▼

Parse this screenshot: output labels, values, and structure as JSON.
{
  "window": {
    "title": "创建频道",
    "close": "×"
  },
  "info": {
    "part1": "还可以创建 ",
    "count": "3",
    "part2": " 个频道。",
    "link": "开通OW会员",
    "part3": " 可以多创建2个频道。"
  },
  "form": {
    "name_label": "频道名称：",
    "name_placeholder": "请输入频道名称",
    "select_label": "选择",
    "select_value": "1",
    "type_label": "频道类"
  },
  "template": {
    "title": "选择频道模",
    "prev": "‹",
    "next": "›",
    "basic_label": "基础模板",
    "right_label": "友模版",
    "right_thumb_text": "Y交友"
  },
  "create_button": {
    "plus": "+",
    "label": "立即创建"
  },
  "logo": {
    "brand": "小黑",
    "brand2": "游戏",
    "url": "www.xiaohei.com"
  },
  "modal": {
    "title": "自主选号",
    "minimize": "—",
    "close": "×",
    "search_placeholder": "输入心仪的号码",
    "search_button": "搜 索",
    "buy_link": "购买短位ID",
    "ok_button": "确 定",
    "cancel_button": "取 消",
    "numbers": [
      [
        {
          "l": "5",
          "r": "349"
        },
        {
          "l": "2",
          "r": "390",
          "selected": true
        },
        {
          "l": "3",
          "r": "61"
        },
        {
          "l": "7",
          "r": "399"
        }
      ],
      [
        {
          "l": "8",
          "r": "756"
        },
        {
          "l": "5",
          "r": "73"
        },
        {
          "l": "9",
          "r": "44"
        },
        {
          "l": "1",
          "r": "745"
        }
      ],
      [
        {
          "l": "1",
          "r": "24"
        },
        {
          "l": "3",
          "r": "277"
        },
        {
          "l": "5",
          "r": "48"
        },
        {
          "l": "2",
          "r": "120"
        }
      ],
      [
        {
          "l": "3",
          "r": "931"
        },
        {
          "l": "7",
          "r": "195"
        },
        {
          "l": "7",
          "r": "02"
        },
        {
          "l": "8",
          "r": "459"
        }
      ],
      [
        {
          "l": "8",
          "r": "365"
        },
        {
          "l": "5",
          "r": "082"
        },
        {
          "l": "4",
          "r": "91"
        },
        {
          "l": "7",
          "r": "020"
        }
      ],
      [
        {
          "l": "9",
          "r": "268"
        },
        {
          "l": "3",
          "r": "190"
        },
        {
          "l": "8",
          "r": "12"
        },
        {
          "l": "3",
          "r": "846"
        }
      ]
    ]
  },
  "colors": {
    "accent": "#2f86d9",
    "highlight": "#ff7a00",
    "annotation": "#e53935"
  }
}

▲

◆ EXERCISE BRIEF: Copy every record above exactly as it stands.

◆ EXERCISE SOLUTION:
Parse this screenshot: output labels, values, and structure as JSON.
{
  "window": {
    "title": "创建频道",
    "close": "×"
  },
  "info": {
    "part1": "还可以创建 ",
    "count": "3",
    "part2": " 个频道。",
    "link": "开通OW会员",
    "part3": " 可以多创建2个频道。"
  },
  "form": {
    "name_label": "频道名称：",
    "name_placeholder": "请输入频道名称",
    "select_label": "选择",
    "select_value": "1",
    "type_label": "频道类"
  },
  "template": {
    "title": "选择频道模",
    "prev": "‹",
    "next": "›",
    "basic_label": "基础模板",
    "right_label": "友模版",
    "right_thumb_text": "Y交友"
  },
  "create_button": {
    "plus": "+",
    "label": "立即创建"
  },
  "logo": {
    "brand": "小黑",
    "brand2": "游戏",
    "url": "www.xiaohei.com"
  },
  "modal": {
    "title": "自主选号",
    "minimize": "—",
    "close": "×",
    "search_placeholder": "输入心仪的号码",
    "search_button": "搜 索",
    "buy_link": "购买短位ID",
    "ok_button": "确 定",
    "cancel_button": "取 消",
    "numbers": [
      [
        {
          "l": "5",
          "r": "349"
        },
        {
          "l": "2",
          "r": "390",
          "selected": true
        },
        {
          "l": "3",
          "r": "61"
        },
        {
          "l": "7",
          "r": "399"
        }
      ],
      [
        {
          "l": "8",
          "r": "756"
        },
        {
          "l": "5",
          "r": "73"
        },
        {
          "l": "9",
          "r": "44"
        },
        {
          "l": "1",
          "r": "745"
        }
      ],
      [
        {
          "l": "1",
          "r": "24"
        },
        {
          "l": "3",
          "r": "277"
        },
        {
          "l": "5",
          "r": "48"
        },
        {
          "l": "2",
          "r": "120"
        }
      ],
      [
        {
          "l": "3",
          "r": "931"
        },
        {
          "l": "7",
          "r": "195"
        },
        {
          "l": "7",
          "r": "02"
        },
        {
          "l": "8",
          "r": "459"
        }
      ],
      [
        {
          "l": "8",
          "r": "365"
        },
        {
          "l": "5",
          "r": "082"
        },
        {
          "l": "4",
          "r": "91"
        },
        {
          "l": "7",
          "r": "020"
        }
      ],
      [
        {
          "l": "9",
          "r": "268"
        },
        {
          "l": "3",
          "r": "190"
        },
        {
          "l": "8",
          "r": "12"
        },
        {
          "l": "3",
          "r": "846"
        }
      ]
    ]
  },
  "colors": {
    "accent": "#2f86d9",
    "highlight": "#ff7a00",
    "annotation": "#e53935"
  }
}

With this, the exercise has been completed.